• Directions: Send back every line of the data exactly.

--- Material supplied Enclosed Below ---

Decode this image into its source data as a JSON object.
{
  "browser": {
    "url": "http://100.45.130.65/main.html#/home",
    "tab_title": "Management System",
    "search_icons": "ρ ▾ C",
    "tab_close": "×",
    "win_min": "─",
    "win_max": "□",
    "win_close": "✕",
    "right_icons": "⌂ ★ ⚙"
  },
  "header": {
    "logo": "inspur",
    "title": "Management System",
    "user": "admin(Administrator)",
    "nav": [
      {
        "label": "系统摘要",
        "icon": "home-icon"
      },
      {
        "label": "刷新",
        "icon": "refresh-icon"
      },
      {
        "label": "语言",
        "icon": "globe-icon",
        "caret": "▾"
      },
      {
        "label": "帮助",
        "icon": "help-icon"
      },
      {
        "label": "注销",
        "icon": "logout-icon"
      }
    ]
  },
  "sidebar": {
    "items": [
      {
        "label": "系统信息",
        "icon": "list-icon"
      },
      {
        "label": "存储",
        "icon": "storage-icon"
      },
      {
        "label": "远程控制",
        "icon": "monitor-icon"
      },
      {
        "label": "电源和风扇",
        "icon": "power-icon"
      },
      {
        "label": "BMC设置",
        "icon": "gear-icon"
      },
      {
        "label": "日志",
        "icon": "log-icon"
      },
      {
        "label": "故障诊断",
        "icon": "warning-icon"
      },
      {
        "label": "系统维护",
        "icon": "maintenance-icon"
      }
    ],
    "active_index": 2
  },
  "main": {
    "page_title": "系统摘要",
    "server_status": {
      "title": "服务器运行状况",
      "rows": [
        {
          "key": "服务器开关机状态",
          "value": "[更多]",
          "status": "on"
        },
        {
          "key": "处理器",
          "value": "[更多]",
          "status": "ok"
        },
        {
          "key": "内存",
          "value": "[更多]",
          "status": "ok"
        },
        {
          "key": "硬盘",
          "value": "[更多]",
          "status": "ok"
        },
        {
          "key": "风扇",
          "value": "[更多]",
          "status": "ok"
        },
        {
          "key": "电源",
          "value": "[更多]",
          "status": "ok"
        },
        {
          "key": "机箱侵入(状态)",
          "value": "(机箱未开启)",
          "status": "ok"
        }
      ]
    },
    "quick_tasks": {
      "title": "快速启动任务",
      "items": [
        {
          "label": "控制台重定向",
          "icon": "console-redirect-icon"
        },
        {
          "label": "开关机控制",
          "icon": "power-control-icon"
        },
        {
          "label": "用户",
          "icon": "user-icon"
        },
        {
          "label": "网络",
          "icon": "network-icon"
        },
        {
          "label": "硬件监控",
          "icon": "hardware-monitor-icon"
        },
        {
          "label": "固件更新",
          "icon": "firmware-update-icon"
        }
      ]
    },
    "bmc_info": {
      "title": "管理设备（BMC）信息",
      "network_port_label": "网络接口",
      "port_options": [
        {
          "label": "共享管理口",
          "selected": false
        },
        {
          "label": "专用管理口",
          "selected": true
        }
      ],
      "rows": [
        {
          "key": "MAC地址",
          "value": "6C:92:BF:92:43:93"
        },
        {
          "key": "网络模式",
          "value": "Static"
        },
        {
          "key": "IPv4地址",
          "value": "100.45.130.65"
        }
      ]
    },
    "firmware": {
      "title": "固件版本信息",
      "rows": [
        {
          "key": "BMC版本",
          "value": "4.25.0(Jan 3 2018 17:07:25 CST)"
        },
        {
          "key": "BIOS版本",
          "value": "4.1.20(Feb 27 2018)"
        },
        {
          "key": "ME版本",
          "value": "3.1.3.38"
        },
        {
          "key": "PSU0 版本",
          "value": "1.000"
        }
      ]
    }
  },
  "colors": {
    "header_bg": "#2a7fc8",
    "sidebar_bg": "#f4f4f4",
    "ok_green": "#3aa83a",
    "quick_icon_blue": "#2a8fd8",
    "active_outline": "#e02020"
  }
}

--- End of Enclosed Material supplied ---

• Exercise solution:
Decode this image into its source data as a JSON object.
{
  "browser": {
    "url": "http://100.45.130.65/main.html#/home",
    "tab_title": "Management System",
    "search_icons": "ρ ▾ C",
    "tab_close": "×",
    "win_min": "─",
    "win_max": "□",
    "win_close": "✕",
    "right_icons": "⌂ ★ ⚙"
  },
  "header": {
    "logo": "inspur",
    "title": "Management System",
    "user": "admin(Administrator)",
    "nav": [
      {
        "label": "系统摘要",
        "icon": "home-icon"
      },
      {
        "label": "刷新",
        "icon": "refresh-icon"
      },
      {
        "label": "语言",
        "icon": "globe-icon",
        "caret": "▾"
      },
      {
        "label": "帮助",
        "icon": "help-icon"
      },
      {
        "label": "注销",
        "icon": "logout-icon"
      }
    ]
  },
  "sidebar": {
    "items": [
      {
        "label": "系统信息",
        "icon": "list-icon"
      },
      {
        "label": "存储",
        "icon": "storage-icon"
      },
      {
        "label": "远程控制",
        "icon": "monitor-icon"
      },
      {
        "label": "电源和风扇",
        "icon": "power-icon"
      },
      {
        "label": "BMC设置",
        "icon": "gear-icon"
      },
      {
        "label": "日志",
        "icon": "log-icon"
      },
      {
        "label": "故障诊断",
        "icon": "warning-icon"
      },
      {
        "label": "系统维护",
        "icon": "maintenance-icon"
      }
    ],
    "active_index": 2
  },
  "main": {
    "page_title": "系统摘要",
    "server_status": {
      "title": "服务器运行状况",
      "rows": [
        {
          "key": "服务器开关机状态",
          "value": "[更多]",
          "status": "on"
        },
        {
          "key": "处理器",
          "value": "[更多]",
          "status": "ok"
        },
        {
          "key": "内存",
          "value": "[更多]",
          "status": "ok"
        },
        {
          "key": "硬盘",
          "value": "[更多]",
          "status": "ok"
        },
        {
          "key": "风扇",
          "value": "[更多]",
          "status": "ok"
        },
        {
          "key": "电源",
          "value": "[更多]",
          "status": "ok"
        },
        {
          "key": "机箱侵入(状态)",
          "value": "(机箱未开启)",
          "status": "ok"
        }
      ]
    },
    "quick_tasks": {
      "title": "快速启动任务",
      "items": [
        {
          "label": "控制台重定向",
          "icon": "console-redirect-icon"
        },
        {
          "label": "开关机控制",
          "icon": "power-control-icon"
        },
        {
          "label": "用户",
          "icon": "user-icon"
        },
        {
          "label": "网络",
          "icon": "network-icon"
        },
        {
          "label": "硬件监控",
          "icon": "hardware-monitor-icon"
        },
        {
          "label": "固件更新",
          "icon": "firmware-update-icon"
        }
      ]
    },
    "bmc_info": {
      "title": "管理设备（BMC）信息",
      "network_port_label": "网络接口",
      "port_options": [
        {
          "label": "共享管理口",
          "selected": false
        },
        {
          "label": "专用管理口",
          "selected": true
        }
      ],
      "rows": [
        {
          "key": "MAC地址",
          "value": "6C:92:BF:92:43:93"
        },
        {
          "key": "网络模式",
          "value": "Static"
        },
        {
          "key": "IPv4地址",
          "value": "100.45.130.65"
        }
      ]
    },
    "firmware": {
      "title": "固件版本信息",
      "rows": [
        {
          "key": "BMC版本",
          "value": "4.25.0(Jan 3 2018 17:07:25 CST)"
        },
        {
          "key": "BIOS版本",
          "value": "4.1.20(Feb 27 2018)"
        },
        {
          "key": "ME版本",
          "value": "3.1.3.38"
        },
        {
          "key": "PSU0 版本",
          "value": "1.000"
        }
      ]
    }
  },
  "colors": {
    "header_bg": "#2a7fc8",
    "sidebar_bg": "#f4f4f4",
    "ok_green": "#3aa83a",
    "quick_icon_blue": "#2a8fd8",
    "active_outline": "#e02020"
  }
}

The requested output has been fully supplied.